- EXERCISE -
From the listing below, extract every line in which the word "chevron" appears.

- MATERIAL TO PROCESS -
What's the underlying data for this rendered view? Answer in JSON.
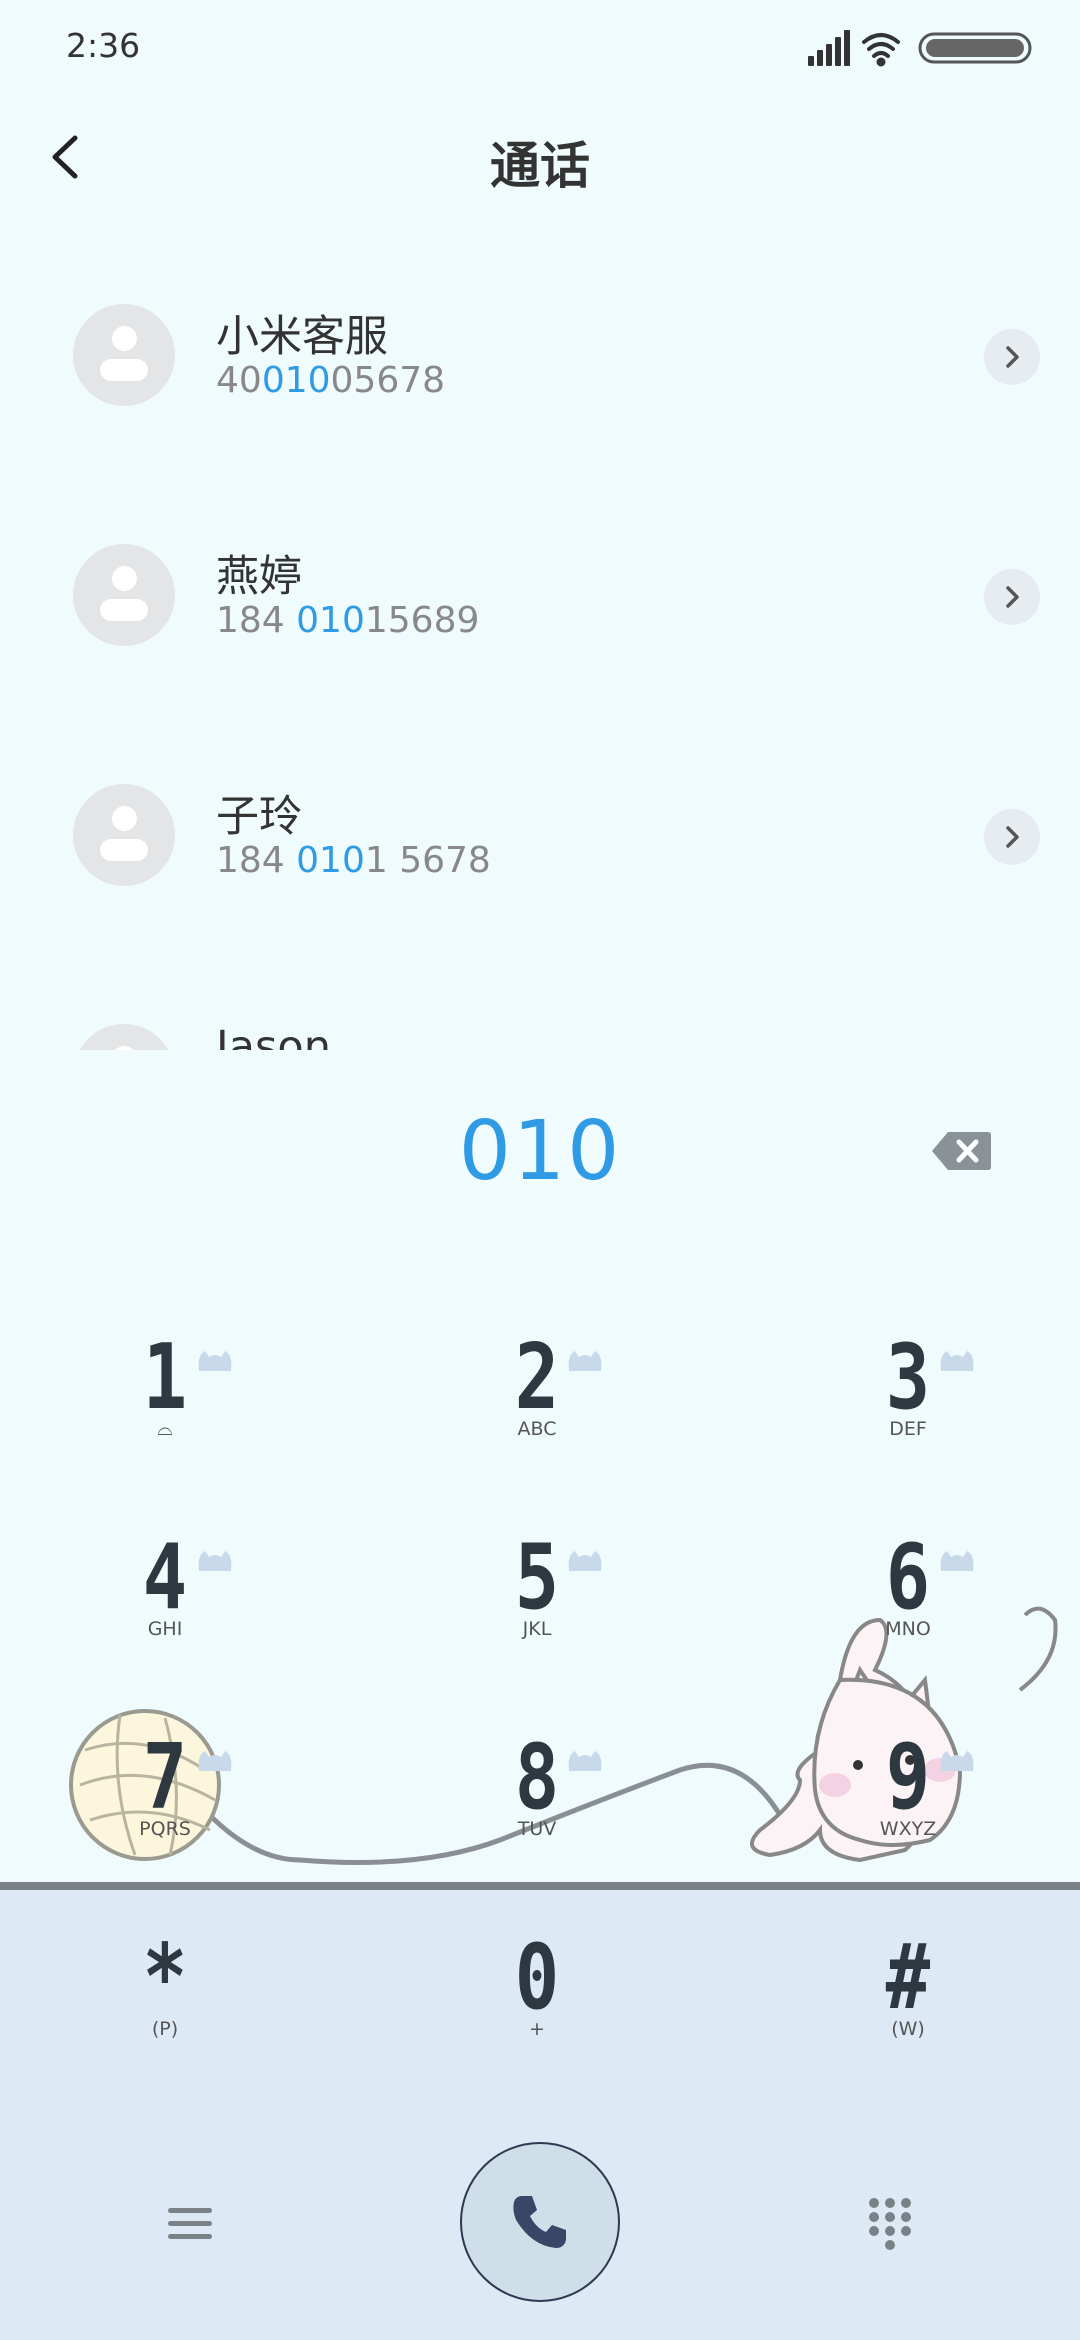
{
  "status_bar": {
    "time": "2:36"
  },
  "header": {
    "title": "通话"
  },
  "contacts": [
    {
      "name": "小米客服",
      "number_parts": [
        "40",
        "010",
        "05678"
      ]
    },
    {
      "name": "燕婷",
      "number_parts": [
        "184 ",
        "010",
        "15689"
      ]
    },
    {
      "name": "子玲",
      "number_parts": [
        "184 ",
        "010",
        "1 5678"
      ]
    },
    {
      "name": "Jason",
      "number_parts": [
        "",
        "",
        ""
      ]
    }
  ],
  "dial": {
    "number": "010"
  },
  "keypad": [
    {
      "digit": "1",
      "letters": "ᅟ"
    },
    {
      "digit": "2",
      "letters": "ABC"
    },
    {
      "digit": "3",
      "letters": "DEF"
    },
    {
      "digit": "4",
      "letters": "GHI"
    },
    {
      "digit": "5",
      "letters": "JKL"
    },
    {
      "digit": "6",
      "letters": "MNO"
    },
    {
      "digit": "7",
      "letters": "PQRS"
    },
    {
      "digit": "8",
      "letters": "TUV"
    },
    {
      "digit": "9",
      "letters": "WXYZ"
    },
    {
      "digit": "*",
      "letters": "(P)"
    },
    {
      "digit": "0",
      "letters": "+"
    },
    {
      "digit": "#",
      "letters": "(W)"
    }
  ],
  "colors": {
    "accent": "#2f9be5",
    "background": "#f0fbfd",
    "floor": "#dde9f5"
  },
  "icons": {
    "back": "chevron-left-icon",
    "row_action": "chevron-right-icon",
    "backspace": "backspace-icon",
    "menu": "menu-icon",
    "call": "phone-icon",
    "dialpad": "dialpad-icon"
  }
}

- FINISHED TASK -
    "back": "chevron-left-icon",
    "row_action": "chevron-right-icon",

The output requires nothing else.